▸ **ACTIVITY**
The word to find is "meta". Copy each line of the material that contains it.

▸ **DATA SHOWN**
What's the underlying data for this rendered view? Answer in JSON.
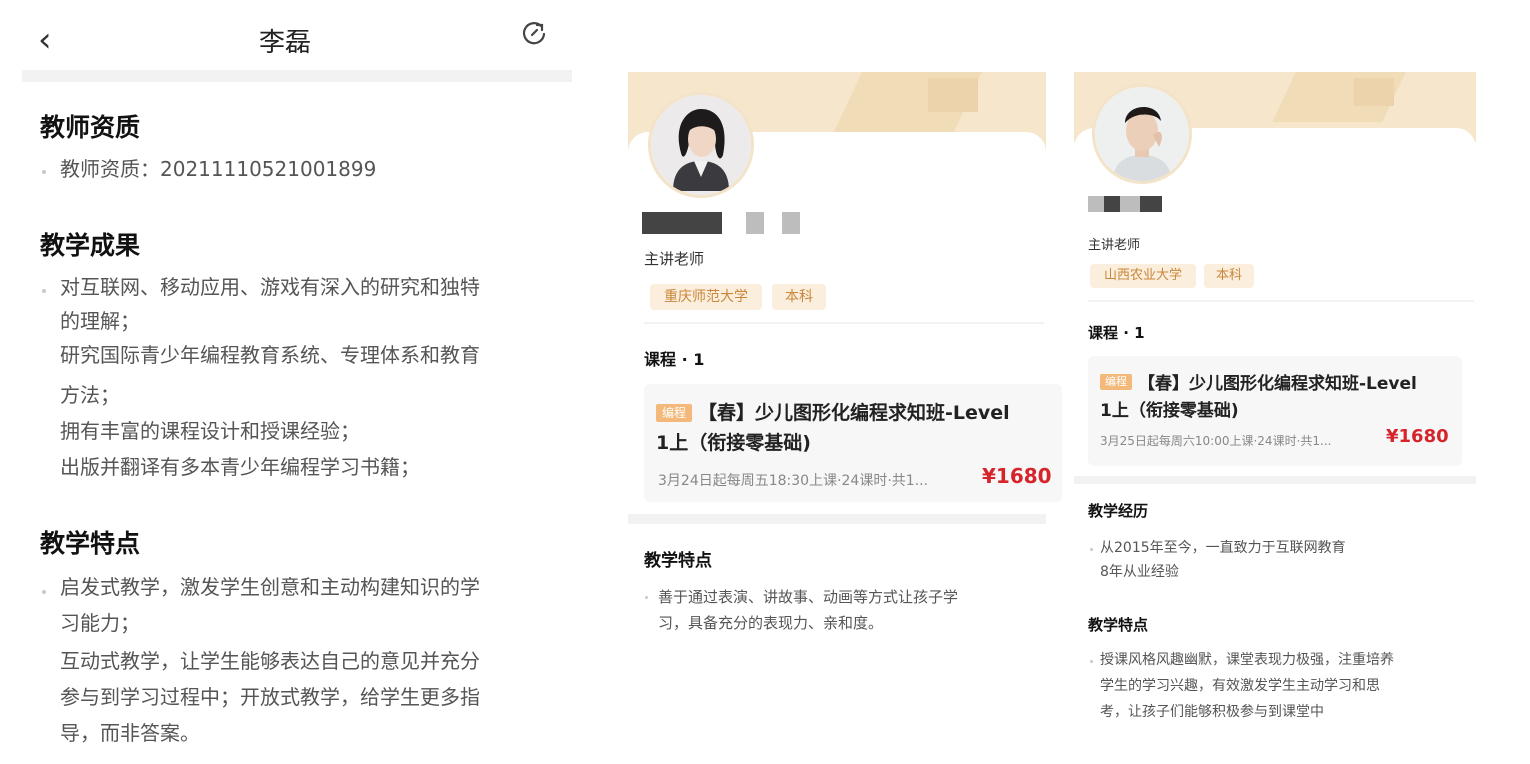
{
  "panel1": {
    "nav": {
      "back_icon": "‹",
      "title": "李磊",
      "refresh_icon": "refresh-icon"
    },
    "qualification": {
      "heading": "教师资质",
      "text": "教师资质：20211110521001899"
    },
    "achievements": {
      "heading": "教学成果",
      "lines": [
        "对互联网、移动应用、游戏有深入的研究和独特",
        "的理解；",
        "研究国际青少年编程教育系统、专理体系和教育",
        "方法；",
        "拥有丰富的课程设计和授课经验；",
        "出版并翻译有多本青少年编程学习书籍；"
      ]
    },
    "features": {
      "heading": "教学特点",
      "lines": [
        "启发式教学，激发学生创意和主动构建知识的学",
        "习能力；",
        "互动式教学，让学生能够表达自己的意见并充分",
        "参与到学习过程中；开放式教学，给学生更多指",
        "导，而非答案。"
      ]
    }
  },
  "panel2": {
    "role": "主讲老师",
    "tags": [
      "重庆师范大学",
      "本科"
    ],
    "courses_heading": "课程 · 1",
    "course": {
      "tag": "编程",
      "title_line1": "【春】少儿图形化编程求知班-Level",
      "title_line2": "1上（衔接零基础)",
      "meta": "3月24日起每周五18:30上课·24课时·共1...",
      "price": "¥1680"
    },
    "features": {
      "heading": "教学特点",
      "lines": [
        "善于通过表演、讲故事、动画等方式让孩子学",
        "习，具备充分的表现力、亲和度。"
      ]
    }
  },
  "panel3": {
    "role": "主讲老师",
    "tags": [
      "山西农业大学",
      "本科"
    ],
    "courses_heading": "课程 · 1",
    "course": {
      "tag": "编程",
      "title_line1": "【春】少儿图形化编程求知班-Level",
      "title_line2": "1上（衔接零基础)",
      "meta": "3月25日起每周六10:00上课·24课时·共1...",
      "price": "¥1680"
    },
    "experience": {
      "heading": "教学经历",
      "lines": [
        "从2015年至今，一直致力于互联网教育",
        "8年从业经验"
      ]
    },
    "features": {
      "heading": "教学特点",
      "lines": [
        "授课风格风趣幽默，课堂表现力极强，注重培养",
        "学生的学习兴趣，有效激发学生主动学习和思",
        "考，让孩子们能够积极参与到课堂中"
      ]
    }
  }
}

▸ **SOLUTION FOR THIS PROBLEM**
      "meta": "3月24日起每周五18:30上课·24课时·共1...",
      "meta": "3月25日起每周六10:00上课·24课时·共1...",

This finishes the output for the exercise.